Add pictures here
<% if( /^image/.test(type) ){ %>
<% } %>
<%-name%>
Add image file
Upload
I can see you're not a teacher.
--
Christopher A. Young
Learn more about Jesus
  Click to see the full signature.
Add pictures here
<% if( /^image/.test(type) ){ %>
<% } %>
<%-name%>
Add image file
Upload
wrote:

Why the hostility? I've been in the rental housing business for over 30 years and this was the highest estimate I've ever had for replacing a condenser motor and in the earlier jobs the lessor prices included the motor, in this job the motor was under warranty. He told me what was wrong, what he had checked, and that if I wanted I could have the motor replaced and the labor would be the $274. I know how long it should take to replace a motor on one of these, I've done several myself when I had the time, it's about half an hours work. So it seems a little high to me.
Add pictures here
<% if( /^image/.test(type) ){ %>
<% } %>
<%-name%>
Add image file
Upload
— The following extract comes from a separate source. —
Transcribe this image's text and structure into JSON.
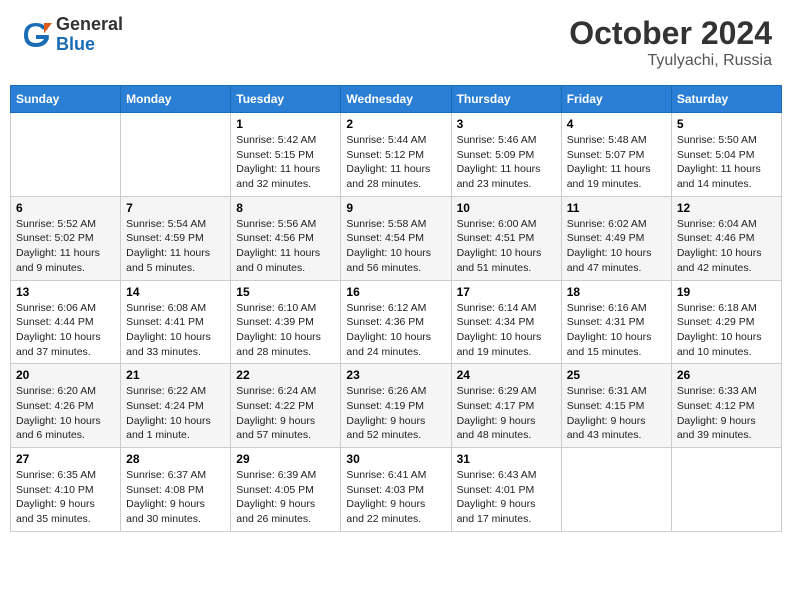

My SIL's forced air unit fan motor failed..... forced air unit does the air circulating for heat & A/C.
The AC people wanted $650 to remove & replace the motor. Seemed maybe a bit high but what if the guy has a hard time getting the squireel cage off the shaft & has to take it back to the shop? A Lennox motor was probably $200 so maybe the price was a hundred or so high.
These bids are fixed price not T&M....they have to cover the "problem job"
If one doesn't like the price, one can shop it or DIY.
Travel & the work cannot be done in an hour....more like three hours
cheers Bob
Add pictures here
<% if( /^image/.test(type) ){ %>
<% } %>
<%-name%>
Add image file
Upload
wrote:

Try replacing the capacitor. That might save you buying another motor. The prices sound reasonable, that is, if they diagnose correctly and fix the problem.
Add pictures here
<% if( /^image/.test(type) ){ %>
<% } %>
<%-name%>
Add image file
Upload

They also have hard start kits available for the COMPRESSOR motor. However from several other bits of info provided:
It started with a nudge. How can u nudge a compressor motor?
He said he could get a new motor for $111. You can't buy a compressor for that amount
He said he could easily put it in himself, which is also something not possible with a compressor.
So, it sounds like he's talking about the fan motor. Not sure about this, but think the FAN motors do not have a start capacitor?
Add pictures here
<% if( /^image/.test(type) ){ %>
<% } %>
<%-name%>
Add image file
Upload
On Sep 2, 2:49pm, snipped-for-privacy@optonline.net wrote:

My older AC has oil ports on the outside fan motor, I wonder if he ever checked his motors.
Add pictures here
<% if( /^image/.test(type) ){ %>
<% } %>
<%-name%>
Add image file
Upload
It is VERY rare for an OEM condenser fan motor to fail in two years, though certainly not impossible. It is also about as rare to have a capacitor last for two years in the South, with the 60+ days in a row of triple digit temps, as we have had. As to the price, we would charge close to that amount to replace a warranty fan motor. A few bucks less than $275, but fairly close. Good luck Larry
Add pictures here
<% if( /^image/.test(type) ){ %>
<% } %>
<%-name%>
Add image file
Upload

Related Threads

    HomeOwnersHub.com is a website for homeowners and building and maintenance pros. It is not affiliated with any of the manufacturers or service providers discussed here. All logos and trade names are the property of their respective owners.